_WHAT TO DO_: Which lines below contain "Impedance"? Copy every one of them.

_EXTRACTED MATERIAL_:

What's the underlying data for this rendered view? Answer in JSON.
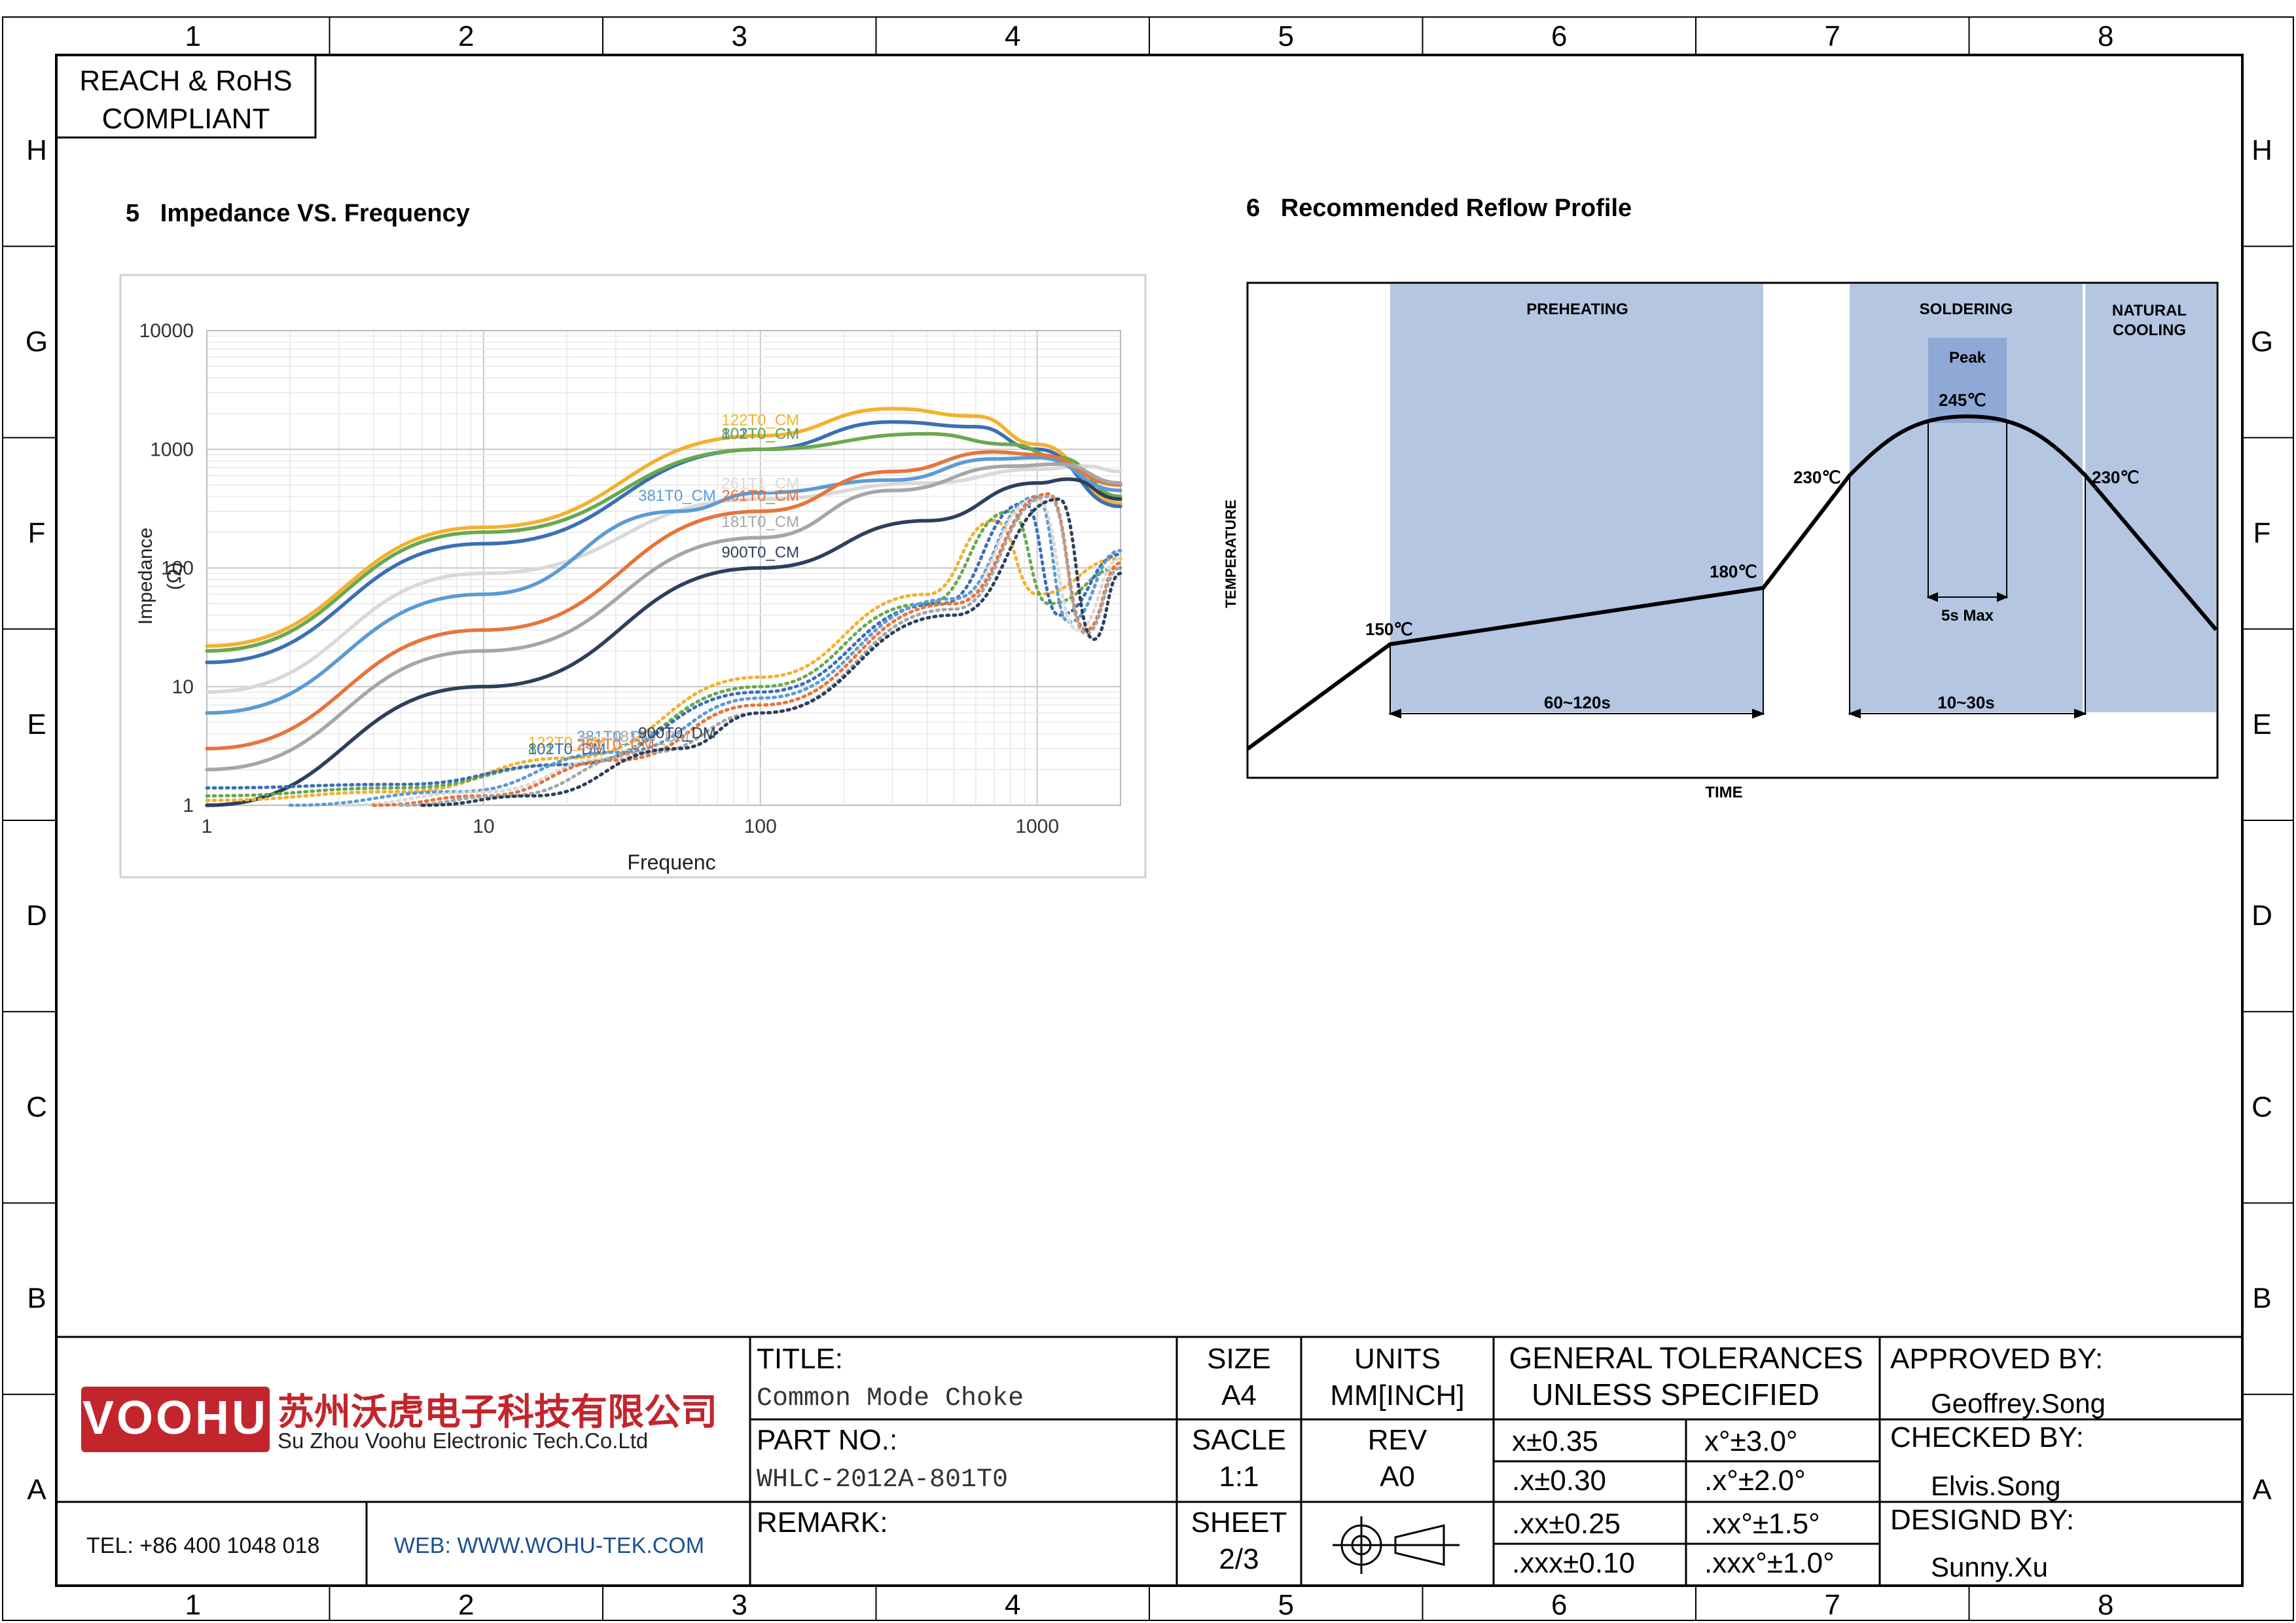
{
  "drawing": {
    "column_labels": [
      "1",
      "2",
      "3",
      "4",
      "5",
      "6",
      "7",
      "8"
    ],
    "row_labels": [
      "H",
      "G",
      "F",
      "E",
      "D",
      "C",
      "B",
      "A"
    ],
    "compliance": [
      "REACH & RoHS",
      "COMPLIANT"
    ]
  },
  "section5": {
    "title": "5   Impedance VS. Frequency"
  },
  "section6": {
    "title": "6   Recommended Reflow Profile"
  },
  "chart_data": [
    {
      "type": "line",
      "xlabel": "Frequenc",
      "ylabel_lines": [
        "Impedance",
        "(Ω)"
      ],
      "x_scale": "log",
      "y_scale": "log",
      "xlim": [
        1,
        2000
      ],
      "ylim": [
        1,
        10000
      ],
      "x_ticks": [
        1,
        10,
        100,
        1000
      ],
      "x_tick_labels": [
        "1",
        "10",
        "100",
        "1000"
      ],
      "y_ticks": [
        1,
        10,
        100,
        1000,
        10000
      ],
      "y_tick_labels": [
        "1",
        "10",
        "100",
        "1000",
        "10000"
      ],
      "grid": true,
      "series": [
        {
          "name": "122T0_CM",
          "color": "#f2b12e",
          "style": "solid",
          "x": [
            1,
            10,
            100,
            300,
            600,
            1000,
            2000
          ],
          "y": [
            22,
            220,
            1300,
            2200,
            1900,
            1100,
            350
          ]
        },
        {
          "name": "102T0_CM",
          "color": "#3a6fb5",
          "style": "solid",
          "x": [
            1,
            10,
            100,
            300,
            600,
            1000,
            2000
          ],
          "y": [
            16,
            160,
            1000,
            1700,
            1550,
            1000,
            330
          ]
        },
        {
          "name": "801T0_CM",
          "color": "#6aa84f",
          "style": "solid",
          "x": [
            1,
            10,
            100,
            400,
            800,
            1200,
            2000
          ],
          "y": [
            20,
            200,
            1000,
            1350,
            1100,
            850,
            400
          ]
        },
        {
          "name": "261T1_CM",
          "color": "#d9d9d9",
          "style": "solid",
          "x": [
            1,
            10,
            100,
            400,
            1000,
            1500,
            2000
          ],
          "y": [
            9,
            90,
            380,
            520,
            680,
            720,
            650
          ]
        },
        {
          "name": "381T0_CM",
          "color": "#5b9bd5",
          "style": "solid",
          "x": [
            1,
            10,
            50,
            100,
            300,
            700,
            1000,
            2000
          ],
          "y": [
            6,
            60,
            300,
            430,
            550,
            830,
            850,
            450
          ]
        },
        {
          "name": "261T0_CM",
          "color": "#e8743b",
          "style": "solid",
          "x": [
            1,
            10,
            100,
            300,
            700,
            1000,
            2000
          ],
          "y": [
            3,
            30,
            300,
            650,
            950,
            900,
            500
          ]
        },
        {
          "name": "181T0_CM",
          "color": "#a6a6a6",
          "style": "solid",
          "x": [
            1,
            10,
            100,
            300,
            800,
            1200,
            2000
          ],
          "y": [
            2,
            20,
            180,
            450,
            720,
            750,
            520
          ]
        },
        {
          "name": "900T0_CM",
          "color": "#2e3f5c",
          "style": "solid",
          "x": [
            1,
            10,
            100,
            400,
            1000,
            1300,
            2000
          ],
          "y": [
            1,
            10,
            100,
            250,
            520,
            560,
            380
          ]
        },
        {
          "name": "122T0_DM",
          "color": "#f2b12e",
          "style": "dotted",
          "x": [
            1,
            5,
            20,
            100,
            400,
            700,
            1000,
            2000
          ],
          "y": [
            1.1,
            1.3,
            2.5,
            12,
            60,
            250,
            60,
            120
          ]
        },
        {
          "name": "801T0_DM",
          "color": "#6aa84f",
          "style": "dotted",
          "x": [
            1,
            5,
            20,
            100,
            400,
            800,
            1100,
            2000
          ],
          "y": [
            1.2,
            1.4,
            2.2,
            10,
            50,
            300,
            50,
            100
          ]
        },
        {
          "name": "102T0_DM",
          "color": "#3a6fb5",
          "style": "dotted",
          "x": [
            1,
            5,
            20,
            100,
            450,
            900,
            1200,
            2000
          ],
          "y": [
            1.4,
            1.5,
            2.2,
            9,
            50,
            350,
            40,
            130
          ]
        },
        {
          "name": "381T0_DM",
          "color": "#5b9bd5",
          "style": "dotted",
          "x": [
            2,
            8,
            30,
            100,
            500,
            1000,
            1300,
            2000
          ],
          "y": [
            1,
            1.3,
            2.8,
            8,
            55,
            400,
            35,
            140
          ]
        },
        {
          "name": "261T1_DM",
          "color": "#d9d9d9",
          "style": "dotted",
          "x": [
            3,
            10,
            30,
            100,
            500,
            1000,
            1400,
            2000
          ],
          "y": [
            1,
            1.3,
            2.5,
            7,
            50,
            380,
            30,
            120
          ]
        },
        {
          "name": "261T0_DM",
          "color": "#e8743b",
          "style": "dotted",
          "x": [
            4,
            10,
            30,
            100,
            500,
            1100,
            1500,
            2000
          ],
          "y": [
            1,
            1.2,
            2.4,
            7,
            50,
            420,
            30,
            110
          ]
        },
        {
          "name": "181T0_DM",
          "color": "#a6a6a6",
          "style": "dotted",
          "x": [
            5,
            12,
            40,
            100,
            500,
            1100,
            1500,
            2000
          ],
          "y": [
            1,
            1.2,
            2.8,
            6,
            45,
            400,
            28,
            100
          ]
        },
        {
          "name": "900T0_DM",
          "color": "#2e3f5c",
          "style": "dotted",
          "x": [
            6,
            15,
            50,
            100,
            500,
            1200,
            1600,
            2000
          ],
          "y": [
            1,
            1.2,
            3,
            6,
            40,
            380,
            25,
            90
          ]
        }
      ]
    },
    {
      "type": "line",
      "xlabel": "TIME",
      "ylabel": "TEMPERATURE",
      "profile_points": [
        {
          "label": "",
          "t": 0,
          "temp": 0
        },
        {
          "label": "150℃",
          "t": 1,
          "temp": 1
        },
        {
          "label": "180℃",
          "t": 4,
          "temp": 1.4
        },
        {
          "label": "230℃",
          "t": 4.8,
          "temp": 2.5
        },
        {
          "label": "245℃",
          "t": 5.9,
          "temp": 3.05
        },
        {
          "label": "230℃",
          "t": 7.0,
          "temp": 2.5
        },
        {
          "label": "",
          "t": 8.6,
          "temp": 1.2
        }
      ],
      "zones": [
        {
          "label": "PREHEATING",
          "color": "#b4c6e2"
        },
        {
          "label": "SOLDERING",
          "color": "#b4c6e2"
        },
        {
          "label": "Peak",
          "color": "#8ea9d6"
        },
        {
          "label": "NATURAL COOLING",
          "color": "#b4c6e2"
        }
      ],
      "durations": [
        "60~120s",
        "10~30s",
        "5s Max"
      ]
    }
  ],
  "title_block": {
    "company_logo": "VOOHU",
    "company_cn": "苏州沃虎电子科技有限公司",
    "company_en": "Su Zhou Voohu Electronic Tech.Co.Ltd",
    "tel": "TEL: +86 400 1048 018",
    "web": "WEB: WWW.WOHU-TEK.COM",
    "title_label": "TITLE:",
    "title_value": "Common Mode Choke",
    "part_label": "PART NO.:",
    "part_value": "WHLC-2012A-801T0",
    "remark_label": "REMARK:",
    "size_label": "SIZE",
    "size_value": "A4",
    "units_label": "UNITS",
    "units_value": "MM[INCH]",
    "scale_label": "SACLE",
    "scale_value": "1:1",
    "rev_label": "REV",
    "rev_value": "A0",
    "sheet_label": "SHEET",
    "sheet_value": "2/3",
    "tol_header_1": "GENERAL TOLERANCES",
    "tol_header_2": "UNLESS SPECIFIED",
    "tolerances": [
      [
        "x±0.35",
        "x°±3.0°"
      ],
      [
        ".x±0.30",
        ".x°±2.0°"
      ],
      [
        ".xx±0.25",
        ".xx°±1.5°"
      ],
      [
        ".xxx±0.10",
        ".xxx°±1.0°"
      ]
    ],
    "approved_label": "APPROVED BY:",
    "approved_value": "Geoffrey.Song",
    "checked_label": "CHECKED BY:",
    "checked_value": "Elvis.Song",
    "designed_label": "DESIGND BY:",
    "designed_value": "Sunny.Xu"
  }
}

_FINAL ANSWER_:
    "title": "5   Impedance VS. Frequency"
        "Impedance",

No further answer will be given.